_Task_
Whatever the records say, give every one of them again exactly.

[Records for the exercise Boundary: Start]

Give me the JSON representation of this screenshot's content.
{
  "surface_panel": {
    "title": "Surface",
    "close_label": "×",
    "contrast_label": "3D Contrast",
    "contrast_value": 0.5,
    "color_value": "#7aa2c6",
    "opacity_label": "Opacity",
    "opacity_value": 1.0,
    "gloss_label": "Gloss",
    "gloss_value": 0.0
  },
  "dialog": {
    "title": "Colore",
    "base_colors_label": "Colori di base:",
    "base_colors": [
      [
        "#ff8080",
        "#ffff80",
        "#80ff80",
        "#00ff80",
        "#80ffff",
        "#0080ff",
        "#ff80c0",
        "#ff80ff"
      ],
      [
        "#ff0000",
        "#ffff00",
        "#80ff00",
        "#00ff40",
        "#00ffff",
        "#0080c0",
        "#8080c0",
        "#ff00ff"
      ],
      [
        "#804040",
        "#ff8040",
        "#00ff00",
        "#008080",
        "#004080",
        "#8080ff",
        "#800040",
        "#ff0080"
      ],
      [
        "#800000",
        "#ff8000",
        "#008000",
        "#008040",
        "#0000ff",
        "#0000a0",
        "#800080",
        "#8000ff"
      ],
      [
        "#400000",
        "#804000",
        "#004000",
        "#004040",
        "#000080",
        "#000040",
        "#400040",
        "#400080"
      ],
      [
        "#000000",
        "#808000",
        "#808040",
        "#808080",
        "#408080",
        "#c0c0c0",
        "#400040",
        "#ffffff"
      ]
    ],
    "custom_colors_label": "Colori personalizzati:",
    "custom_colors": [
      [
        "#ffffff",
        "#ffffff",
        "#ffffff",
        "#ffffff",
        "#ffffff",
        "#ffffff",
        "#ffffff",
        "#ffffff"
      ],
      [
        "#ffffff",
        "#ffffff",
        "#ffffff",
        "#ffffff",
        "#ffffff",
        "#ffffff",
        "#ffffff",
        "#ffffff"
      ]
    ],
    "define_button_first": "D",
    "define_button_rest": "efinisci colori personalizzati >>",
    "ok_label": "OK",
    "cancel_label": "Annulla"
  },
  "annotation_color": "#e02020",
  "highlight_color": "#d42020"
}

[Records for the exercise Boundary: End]

_Completed task_
Give me the JSON representation of this screenshot's content.
{
  "surface_panel": {
    "title": "Surface",
    "close_label": "×",
    "contrast_label": "3D Contrast",
    "contrast_value": 0.5,
    "color_value": "#7aa2c6",
    "opacity_label": "Opacity",
    "opacity_value": 1.0,
    "gloss_label": "Gloss",
    "gloss_value": 0.0
  },
  "dialog": {
    "title": "Colore",
    "base_colors_label": "Colori di base:",
    "base_colors": [
      [
        "#ff8080",
        "#ffff80",
        "#80ff80",
        "#00ff80",
        "#80ffff",
        "#0080ff",
        "#ff80c0",
        "#ff80ff"
      ],
      [
        "#ff0000",
        "#ffff00",
        "#80ff00",
        "#00ff40",
        "#00ffff",
        "#0080c0",
        "#8080c0",
        "#ff00ff"
      ],
      [
        "#804040",
        "#ff8040",
        "#00ff00",
        "#008080",
        "#004080",
        "#8080ff",
        "#800040",
        "#ff0080"
      ],
      [
        "#800000",
        "#ff8000",
        "#008000",
        "#008040",
        "#0000ff",
        "#0000a0",
        "#800080",
        "#8000ff"
      ],
      [
        "#400000",
        "#804000",
        "#004000",
        "#004040",
        "#000080",
        "#000040",
        "#400040",
        "#400080"
      ],
      [
        "#000000",
        "#808000",
        "#808040",
        "#808080",
        "#408080",
        "#c0c0c0",
        "#400040",
        "#ffffff"
      ]
    ],
    "custom_colors_label": "Colori personalizzati:",
    "custom_colors": [
      [
        "#ffffff",
        "#ffffff",
        "#ffffff",
        "#ffffff",
        "#ffffff",
        "#ffffff",
        "#ffffff",
        "#ffffff"
      ],
      [
        "#ffffff",
        "#ffffff",
        "#ffffff",
        "#ffffff",
        "#ffffff",
        "#ffffff",
        "#ffffff",
        "#ffffff"
      ]
    ],
    "define_button_first": "D",
    "define_button_rest": "efinisci colori personalizzati >>",
    "ok_label": "OK",
    "cancel_label": "Annulla"
  },
  "annotation_color": "#e02020",
  "highlight_color": "#d42020"
}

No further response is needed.